** WHAT YOU WILL DO **
Which lines below contain "into"? Copy every one of them.

Source records:
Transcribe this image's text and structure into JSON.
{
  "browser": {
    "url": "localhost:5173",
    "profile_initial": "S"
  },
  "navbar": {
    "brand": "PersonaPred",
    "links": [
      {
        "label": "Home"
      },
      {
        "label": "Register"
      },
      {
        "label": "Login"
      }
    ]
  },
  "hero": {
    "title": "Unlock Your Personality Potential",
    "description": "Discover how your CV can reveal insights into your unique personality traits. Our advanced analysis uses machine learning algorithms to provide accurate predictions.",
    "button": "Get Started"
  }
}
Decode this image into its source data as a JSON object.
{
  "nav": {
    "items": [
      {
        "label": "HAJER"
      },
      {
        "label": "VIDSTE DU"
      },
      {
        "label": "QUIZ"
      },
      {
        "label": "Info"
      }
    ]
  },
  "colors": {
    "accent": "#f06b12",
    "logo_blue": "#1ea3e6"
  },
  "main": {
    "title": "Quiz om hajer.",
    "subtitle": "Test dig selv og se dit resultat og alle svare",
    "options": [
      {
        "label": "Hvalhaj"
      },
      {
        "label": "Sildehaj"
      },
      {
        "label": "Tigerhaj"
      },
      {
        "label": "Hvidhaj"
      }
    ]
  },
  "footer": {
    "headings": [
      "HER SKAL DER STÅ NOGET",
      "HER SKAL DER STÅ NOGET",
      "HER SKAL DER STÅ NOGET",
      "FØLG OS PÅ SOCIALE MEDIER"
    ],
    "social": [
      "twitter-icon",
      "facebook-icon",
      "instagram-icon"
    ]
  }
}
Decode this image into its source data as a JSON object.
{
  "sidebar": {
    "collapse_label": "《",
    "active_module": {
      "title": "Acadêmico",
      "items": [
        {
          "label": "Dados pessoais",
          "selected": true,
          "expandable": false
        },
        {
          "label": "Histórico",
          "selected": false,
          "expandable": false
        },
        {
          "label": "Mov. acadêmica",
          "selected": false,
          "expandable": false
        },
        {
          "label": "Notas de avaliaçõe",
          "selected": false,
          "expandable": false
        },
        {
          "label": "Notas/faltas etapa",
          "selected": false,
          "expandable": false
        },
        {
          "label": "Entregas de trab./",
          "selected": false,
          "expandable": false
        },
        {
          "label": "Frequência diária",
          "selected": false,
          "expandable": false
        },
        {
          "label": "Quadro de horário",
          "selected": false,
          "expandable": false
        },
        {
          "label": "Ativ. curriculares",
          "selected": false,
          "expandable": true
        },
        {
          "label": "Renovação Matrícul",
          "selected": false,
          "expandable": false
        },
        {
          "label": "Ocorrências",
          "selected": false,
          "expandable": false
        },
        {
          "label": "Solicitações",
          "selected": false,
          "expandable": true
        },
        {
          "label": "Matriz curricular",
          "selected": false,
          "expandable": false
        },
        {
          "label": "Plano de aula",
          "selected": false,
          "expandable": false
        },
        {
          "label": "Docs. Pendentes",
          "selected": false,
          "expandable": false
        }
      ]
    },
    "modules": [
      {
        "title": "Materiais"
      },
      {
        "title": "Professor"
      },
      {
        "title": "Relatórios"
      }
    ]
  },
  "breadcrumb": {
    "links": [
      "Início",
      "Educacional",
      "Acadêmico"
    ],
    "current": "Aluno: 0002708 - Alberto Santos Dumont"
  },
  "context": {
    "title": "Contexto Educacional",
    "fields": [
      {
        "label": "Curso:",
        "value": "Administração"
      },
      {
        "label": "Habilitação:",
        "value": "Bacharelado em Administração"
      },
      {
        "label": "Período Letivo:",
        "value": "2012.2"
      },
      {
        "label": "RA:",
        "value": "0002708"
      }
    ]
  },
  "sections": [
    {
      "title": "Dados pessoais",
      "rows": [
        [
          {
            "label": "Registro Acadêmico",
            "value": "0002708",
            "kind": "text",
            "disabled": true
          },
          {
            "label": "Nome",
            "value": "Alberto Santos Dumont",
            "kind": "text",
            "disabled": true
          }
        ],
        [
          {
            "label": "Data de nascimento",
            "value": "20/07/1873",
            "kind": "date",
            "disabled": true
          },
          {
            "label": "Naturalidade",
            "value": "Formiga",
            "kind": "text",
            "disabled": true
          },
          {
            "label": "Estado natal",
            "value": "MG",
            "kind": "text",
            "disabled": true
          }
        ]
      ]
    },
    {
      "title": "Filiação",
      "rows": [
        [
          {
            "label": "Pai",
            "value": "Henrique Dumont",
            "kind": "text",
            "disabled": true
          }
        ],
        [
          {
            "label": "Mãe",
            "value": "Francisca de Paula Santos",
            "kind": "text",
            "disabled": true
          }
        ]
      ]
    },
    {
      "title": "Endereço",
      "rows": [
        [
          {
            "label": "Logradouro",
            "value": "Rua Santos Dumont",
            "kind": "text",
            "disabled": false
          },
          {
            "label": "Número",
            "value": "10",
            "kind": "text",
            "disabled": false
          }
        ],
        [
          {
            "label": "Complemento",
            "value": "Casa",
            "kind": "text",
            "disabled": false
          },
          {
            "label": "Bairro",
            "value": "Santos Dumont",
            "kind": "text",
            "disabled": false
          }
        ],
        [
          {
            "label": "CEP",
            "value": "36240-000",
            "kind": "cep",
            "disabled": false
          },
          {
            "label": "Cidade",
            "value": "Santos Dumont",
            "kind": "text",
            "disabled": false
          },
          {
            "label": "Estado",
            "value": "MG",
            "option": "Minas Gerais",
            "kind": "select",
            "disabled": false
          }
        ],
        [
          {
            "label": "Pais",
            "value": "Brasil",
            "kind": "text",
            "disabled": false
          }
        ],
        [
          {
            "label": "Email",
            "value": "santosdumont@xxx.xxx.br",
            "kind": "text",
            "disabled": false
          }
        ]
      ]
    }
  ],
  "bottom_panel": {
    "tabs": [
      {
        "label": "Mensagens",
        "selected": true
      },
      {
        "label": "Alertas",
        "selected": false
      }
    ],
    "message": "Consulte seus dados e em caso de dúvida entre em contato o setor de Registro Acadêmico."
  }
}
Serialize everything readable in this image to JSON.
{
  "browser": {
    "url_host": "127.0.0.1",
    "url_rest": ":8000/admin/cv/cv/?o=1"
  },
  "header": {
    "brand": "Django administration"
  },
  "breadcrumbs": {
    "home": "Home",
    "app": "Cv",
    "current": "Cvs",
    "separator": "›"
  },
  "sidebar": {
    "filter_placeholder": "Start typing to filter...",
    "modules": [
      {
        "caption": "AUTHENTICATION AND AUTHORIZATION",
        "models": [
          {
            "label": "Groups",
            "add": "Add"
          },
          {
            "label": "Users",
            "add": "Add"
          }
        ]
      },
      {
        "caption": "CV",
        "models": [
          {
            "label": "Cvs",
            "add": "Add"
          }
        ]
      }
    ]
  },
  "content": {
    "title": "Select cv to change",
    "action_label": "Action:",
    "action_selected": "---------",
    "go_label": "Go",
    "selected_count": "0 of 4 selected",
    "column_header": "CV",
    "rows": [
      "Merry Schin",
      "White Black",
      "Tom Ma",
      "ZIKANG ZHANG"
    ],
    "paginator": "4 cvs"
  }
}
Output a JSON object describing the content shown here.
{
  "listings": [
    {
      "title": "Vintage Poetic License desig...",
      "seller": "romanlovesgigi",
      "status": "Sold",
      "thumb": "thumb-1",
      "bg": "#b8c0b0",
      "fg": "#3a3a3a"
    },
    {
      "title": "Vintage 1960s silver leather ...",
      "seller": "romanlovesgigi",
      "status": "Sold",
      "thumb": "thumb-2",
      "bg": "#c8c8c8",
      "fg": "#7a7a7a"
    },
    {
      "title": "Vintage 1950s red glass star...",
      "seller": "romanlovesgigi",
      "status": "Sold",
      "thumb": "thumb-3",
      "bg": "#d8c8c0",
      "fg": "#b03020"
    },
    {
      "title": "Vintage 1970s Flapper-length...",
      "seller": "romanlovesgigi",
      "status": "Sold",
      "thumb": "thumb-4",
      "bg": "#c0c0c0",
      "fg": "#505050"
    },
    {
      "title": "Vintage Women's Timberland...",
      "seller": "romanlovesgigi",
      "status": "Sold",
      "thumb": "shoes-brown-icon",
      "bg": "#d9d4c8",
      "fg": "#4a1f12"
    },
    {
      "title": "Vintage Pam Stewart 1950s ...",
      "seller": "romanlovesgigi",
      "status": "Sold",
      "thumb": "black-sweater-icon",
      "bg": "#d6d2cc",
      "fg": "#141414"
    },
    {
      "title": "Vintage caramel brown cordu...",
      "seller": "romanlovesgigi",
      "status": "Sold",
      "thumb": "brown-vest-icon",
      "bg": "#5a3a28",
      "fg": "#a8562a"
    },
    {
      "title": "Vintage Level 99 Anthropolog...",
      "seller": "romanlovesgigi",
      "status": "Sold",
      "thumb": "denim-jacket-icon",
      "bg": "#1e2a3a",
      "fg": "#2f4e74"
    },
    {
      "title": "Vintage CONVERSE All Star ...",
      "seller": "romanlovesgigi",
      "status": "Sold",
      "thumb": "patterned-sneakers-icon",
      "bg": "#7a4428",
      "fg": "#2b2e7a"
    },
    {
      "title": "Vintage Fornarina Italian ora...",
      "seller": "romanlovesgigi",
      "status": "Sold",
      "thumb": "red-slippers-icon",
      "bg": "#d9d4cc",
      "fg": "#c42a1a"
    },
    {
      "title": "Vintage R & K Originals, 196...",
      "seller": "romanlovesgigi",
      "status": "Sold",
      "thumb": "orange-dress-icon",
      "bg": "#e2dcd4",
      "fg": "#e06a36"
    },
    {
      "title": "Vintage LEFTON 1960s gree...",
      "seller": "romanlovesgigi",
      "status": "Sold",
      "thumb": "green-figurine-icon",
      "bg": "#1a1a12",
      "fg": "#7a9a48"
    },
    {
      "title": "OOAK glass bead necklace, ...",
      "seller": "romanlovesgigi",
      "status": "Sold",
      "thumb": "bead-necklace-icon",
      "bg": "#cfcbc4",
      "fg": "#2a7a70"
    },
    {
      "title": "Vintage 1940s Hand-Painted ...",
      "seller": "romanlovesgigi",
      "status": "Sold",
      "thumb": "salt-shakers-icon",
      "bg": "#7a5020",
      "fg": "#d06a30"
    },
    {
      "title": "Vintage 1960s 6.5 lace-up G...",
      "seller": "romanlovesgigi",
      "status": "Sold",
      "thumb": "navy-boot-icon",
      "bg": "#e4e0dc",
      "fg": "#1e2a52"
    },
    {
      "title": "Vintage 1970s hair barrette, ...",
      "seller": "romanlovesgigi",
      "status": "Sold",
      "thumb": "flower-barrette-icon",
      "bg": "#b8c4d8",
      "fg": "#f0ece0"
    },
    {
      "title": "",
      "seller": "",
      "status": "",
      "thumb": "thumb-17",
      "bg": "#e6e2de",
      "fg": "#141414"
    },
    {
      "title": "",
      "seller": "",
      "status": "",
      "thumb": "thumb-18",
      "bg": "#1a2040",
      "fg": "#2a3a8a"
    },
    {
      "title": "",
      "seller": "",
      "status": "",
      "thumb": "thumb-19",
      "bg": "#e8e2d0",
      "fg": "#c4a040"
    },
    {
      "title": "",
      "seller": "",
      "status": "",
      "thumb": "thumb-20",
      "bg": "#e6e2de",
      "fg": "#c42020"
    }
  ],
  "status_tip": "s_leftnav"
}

** WRITTEN RESPONSE **
Transcribe this image's text and structure into JSON.
    "description": "Discover how your CV can reveal insights into your unique personality traits. Our advanced analysis uses machine learning algorithms to provide accurate predictions.",
Decode this image into its source data as a JSON object.
Decode this image into its source data as a JSON object.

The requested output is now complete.